Then I had a brilliant idea. My sister-in-law M loves pink. My Handstitched quilt had a lot of pink, plus teal and yellow – great baby colors! Why not make it the quilt for baby H?

I pulled out all my pink fabrics and auditioned them with what I had already to design my additional borders. I’d already decided to move away from the instructions from the class. The quilt as designed wasn’t what I wanted to make. (I’ve learned from now on not to take a class unless I really want to make the design. Something can be great but not speak to me, you know?)

I used a fabric with large dots in shades of pink red and black for the next border. It ties in the pinks in the quilt and the polka dots (which, of course, I love).

For the next border I envisioned a cool weaving effect with teal and pink. This teal, by the way, is a michaels purchase that I used here. I believe the pink is from a keepsake quilting collection of pink solids.  I had to be creative to get my design out of diminishing teal scraps but I love that I was able to achieve it.

For the final border I used some hot pinks with extra scraps from the other borders.


You can see a shift in colors from the center, which has some greens and creams, to the outer borders, which are heavily concentrated in pink with pops of teal and yellow, but I think it still works and feels cohesive because I have a spectrum of pinks throughout and I used the same teal in everything. I’m very happy with the aesthetic.

Tomorrow I’ll share some of the quilting!


Maria Sangria Monday

A little change of pace this week: Mama S AKA Maria Sangria is guest posting today, rather than my usual post tomorrow.  She’s sharing her first two quilts:

Hello fellow quilters!  I am rozsamaria’s mother.  Rozsamaria got me started in quilting a couple of years ago.  I made two quilts with her help and the help of some lovely ladies from Empire Quilt guild.  The first quilt I made was a small dog themed quilt for my husband.  I did a combination of machine and hand quilting.  I machine quilted straight lines going across the quilt and around the border that goes around the middle of the quilt.  I hand quilted dog bones in the corners.  My husband loves dogs and he loved this quilt.

After that I started a baby quilt even though no one in the family was expecting.  My niece was already married and my son Ryan was getting married soon.  I figured whoever had a baby first would get the quilt.  My niece won.  She had a baby girl in March.  I love this fabric and the quilt turned out so adorable!  Of course, my niece loves the quilt too.  I did all hand quilting on this quilt.  I quilted around each block and around the animal in each block.  On the outside border I hand quilted around many of the animals.  I used red thread and the quilting shows up nicely.

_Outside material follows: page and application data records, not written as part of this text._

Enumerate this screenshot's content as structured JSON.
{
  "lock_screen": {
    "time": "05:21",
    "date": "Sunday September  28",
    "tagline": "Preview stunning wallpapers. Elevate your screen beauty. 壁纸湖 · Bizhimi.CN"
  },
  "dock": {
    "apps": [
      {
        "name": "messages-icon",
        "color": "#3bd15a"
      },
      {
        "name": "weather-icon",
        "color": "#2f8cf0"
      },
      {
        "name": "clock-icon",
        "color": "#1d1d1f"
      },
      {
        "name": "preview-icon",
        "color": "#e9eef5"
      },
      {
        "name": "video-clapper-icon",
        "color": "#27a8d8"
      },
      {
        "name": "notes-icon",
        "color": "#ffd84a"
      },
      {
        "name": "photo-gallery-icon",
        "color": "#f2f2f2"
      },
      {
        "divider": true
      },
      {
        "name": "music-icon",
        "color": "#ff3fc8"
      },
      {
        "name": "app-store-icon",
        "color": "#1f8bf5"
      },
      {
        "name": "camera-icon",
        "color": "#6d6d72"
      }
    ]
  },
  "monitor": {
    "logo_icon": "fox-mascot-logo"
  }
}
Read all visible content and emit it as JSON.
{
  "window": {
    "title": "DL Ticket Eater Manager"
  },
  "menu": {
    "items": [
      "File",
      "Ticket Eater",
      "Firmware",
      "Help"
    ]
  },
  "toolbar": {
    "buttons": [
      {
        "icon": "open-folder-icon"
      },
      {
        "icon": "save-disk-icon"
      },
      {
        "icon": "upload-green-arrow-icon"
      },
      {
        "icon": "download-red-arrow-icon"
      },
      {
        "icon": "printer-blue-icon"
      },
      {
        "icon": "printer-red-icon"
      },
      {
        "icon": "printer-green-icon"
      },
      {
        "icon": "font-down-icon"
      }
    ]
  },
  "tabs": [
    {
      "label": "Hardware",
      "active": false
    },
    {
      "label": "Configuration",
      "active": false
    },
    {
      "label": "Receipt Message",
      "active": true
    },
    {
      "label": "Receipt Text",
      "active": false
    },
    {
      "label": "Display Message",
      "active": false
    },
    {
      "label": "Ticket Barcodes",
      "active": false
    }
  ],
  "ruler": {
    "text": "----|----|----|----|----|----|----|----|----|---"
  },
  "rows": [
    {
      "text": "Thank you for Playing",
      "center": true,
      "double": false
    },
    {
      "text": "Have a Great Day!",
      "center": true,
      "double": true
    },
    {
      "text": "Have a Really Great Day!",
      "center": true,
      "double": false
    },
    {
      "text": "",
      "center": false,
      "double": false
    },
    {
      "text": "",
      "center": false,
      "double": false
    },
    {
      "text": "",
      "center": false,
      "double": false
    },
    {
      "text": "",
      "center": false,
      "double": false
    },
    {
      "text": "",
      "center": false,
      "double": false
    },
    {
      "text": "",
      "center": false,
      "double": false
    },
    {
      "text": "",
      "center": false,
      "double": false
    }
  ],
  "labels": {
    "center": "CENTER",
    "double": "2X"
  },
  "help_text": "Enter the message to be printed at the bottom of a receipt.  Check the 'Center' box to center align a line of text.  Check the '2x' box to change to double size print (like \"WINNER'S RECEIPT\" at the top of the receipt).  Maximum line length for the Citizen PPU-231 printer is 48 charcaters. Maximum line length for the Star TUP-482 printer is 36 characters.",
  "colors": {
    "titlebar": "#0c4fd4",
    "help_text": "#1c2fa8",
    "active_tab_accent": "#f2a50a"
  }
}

In my next guest blog, I’ll share with you my two projects that I completed this summer.